The WLCAC was founded 50 years ago. And while it has grown into a sizable center in those years and makes a mark on the map as a “must do” for any visit to South Central, it has figured out that Watts is more than a neighborhood with a history and a flair for art. It’s a wild ride.
So some tough-looking homies in red T-shirts were summoned, and a battalion of bicycles collected and Watts Ride was born to take tourists on bicycles through the toughest parts of L.A. for a very good (and safe) time.
For $40, you get a bike, a group of guides and take off on a 90-minute to 4-hour, 10-mile ride around Watts, experiencing such places as Pancho’s Bakery for bolillos, or the WPA-era Roosevelt Park. Participants can check out the soul food buffet at Watts Coffee House and burger shacks reputed to have the best burgers in L.A.
Stops along the route include the Watts Towers and the WLCAC compound, and guests are treated like queens and kings, says Tim Watkins, whose father founded the community center.

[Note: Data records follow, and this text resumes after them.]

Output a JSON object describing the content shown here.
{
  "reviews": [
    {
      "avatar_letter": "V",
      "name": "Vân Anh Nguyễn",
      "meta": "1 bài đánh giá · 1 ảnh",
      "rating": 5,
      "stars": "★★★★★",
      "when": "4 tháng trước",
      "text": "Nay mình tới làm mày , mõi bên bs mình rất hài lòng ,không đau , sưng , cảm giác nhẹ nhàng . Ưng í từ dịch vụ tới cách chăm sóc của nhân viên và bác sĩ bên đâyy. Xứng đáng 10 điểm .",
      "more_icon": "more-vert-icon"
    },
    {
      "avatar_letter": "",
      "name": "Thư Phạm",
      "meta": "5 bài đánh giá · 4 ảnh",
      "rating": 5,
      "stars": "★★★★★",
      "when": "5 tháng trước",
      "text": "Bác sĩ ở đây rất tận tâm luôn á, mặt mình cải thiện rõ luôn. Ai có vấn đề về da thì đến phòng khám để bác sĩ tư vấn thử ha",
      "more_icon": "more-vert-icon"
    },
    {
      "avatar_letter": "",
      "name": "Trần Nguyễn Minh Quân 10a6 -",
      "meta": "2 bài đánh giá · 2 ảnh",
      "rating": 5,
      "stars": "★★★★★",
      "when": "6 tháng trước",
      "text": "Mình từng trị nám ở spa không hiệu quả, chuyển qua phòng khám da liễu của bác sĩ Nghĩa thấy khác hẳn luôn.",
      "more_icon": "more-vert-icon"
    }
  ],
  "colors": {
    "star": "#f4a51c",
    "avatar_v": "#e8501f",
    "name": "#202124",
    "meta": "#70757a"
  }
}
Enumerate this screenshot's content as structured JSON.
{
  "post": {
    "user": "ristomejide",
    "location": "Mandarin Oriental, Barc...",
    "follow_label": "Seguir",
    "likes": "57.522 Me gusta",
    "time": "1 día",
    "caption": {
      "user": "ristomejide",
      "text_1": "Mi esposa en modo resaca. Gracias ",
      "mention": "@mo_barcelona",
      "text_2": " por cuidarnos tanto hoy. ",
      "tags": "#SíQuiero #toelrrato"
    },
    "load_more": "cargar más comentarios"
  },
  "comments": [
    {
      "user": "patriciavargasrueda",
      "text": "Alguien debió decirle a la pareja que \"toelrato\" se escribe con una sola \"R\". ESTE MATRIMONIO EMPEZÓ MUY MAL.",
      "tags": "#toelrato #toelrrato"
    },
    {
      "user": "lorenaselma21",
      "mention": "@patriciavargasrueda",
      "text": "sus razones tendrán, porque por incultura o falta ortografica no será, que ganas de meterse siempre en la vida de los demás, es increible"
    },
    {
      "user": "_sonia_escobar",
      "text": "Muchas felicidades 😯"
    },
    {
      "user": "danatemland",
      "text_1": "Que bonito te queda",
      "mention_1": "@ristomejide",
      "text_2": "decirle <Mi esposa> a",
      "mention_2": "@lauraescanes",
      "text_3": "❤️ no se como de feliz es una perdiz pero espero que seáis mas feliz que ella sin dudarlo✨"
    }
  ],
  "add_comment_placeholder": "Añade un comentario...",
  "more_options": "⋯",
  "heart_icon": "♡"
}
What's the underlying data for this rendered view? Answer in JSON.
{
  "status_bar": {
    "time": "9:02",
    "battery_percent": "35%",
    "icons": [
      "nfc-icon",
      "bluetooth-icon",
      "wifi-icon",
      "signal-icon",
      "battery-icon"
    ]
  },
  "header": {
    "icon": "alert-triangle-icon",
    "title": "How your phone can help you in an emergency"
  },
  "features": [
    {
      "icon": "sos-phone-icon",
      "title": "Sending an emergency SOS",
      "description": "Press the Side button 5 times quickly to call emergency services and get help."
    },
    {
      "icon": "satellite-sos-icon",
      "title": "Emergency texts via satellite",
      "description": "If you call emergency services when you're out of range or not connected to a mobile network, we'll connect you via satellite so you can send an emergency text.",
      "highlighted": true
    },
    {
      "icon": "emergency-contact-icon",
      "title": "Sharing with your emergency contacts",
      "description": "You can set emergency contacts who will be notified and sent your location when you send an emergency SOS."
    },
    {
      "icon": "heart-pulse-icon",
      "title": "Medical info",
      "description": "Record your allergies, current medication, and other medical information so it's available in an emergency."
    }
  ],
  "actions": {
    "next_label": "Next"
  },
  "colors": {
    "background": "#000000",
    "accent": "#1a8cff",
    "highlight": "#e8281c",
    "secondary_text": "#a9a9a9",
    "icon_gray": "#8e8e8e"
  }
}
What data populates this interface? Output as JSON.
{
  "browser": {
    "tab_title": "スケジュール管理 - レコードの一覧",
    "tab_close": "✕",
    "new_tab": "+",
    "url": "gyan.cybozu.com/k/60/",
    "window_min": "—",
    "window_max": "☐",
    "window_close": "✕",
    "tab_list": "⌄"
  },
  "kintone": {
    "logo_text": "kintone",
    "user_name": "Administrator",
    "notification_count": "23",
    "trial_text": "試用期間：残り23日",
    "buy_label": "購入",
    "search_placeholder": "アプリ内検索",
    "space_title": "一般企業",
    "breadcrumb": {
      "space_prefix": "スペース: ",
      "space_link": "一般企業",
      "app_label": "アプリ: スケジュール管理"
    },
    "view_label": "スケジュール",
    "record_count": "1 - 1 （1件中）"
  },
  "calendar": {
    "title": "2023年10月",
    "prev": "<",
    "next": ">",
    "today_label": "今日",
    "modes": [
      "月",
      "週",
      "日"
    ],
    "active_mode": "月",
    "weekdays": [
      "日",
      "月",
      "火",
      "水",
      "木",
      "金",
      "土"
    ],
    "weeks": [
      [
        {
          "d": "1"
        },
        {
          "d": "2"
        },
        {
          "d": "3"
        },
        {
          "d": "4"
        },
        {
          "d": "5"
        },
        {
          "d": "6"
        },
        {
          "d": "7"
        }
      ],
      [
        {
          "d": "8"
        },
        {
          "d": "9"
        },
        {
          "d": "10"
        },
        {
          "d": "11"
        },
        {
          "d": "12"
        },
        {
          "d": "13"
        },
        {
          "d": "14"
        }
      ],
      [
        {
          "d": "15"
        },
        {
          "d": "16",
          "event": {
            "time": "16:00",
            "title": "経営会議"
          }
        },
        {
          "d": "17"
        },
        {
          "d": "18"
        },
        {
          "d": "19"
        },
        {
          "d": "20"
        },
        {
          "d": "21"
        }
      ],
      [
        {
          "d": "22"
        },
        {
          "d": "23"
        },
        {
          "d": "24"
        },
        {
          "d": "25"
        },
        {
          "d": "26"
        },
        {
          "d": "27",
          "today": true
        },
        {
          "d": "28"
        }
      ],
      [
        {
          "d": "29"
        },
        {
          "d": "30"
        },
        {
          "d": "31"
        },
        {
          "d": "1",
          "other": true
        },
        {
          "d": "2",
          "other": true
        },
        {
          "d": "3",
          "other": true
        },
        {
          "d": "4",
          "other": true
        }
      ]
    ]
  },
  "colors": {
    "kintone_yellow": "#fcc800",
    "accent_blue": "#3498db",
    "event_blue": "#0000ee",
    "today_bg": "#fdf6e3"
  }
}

The tours have to be scheduled through ridesouthla.com or by calling (323) 563-5639. Or download the map and start exploring. But it helps to have a hefty guy in a red T-shirt at your side telling you the stories, shaking down the ‘hood and pointing out the Watts hot spots
Similarly, LA Gang Tours (LAgangtours.com) takes groups through the urban jungle of backyard L.A. on scheduled tours and on a big, safe bus. But the web site has not been maintained and a human reservations person is hard to reach.
Photos by Lark Gould, copyright© 20122 comments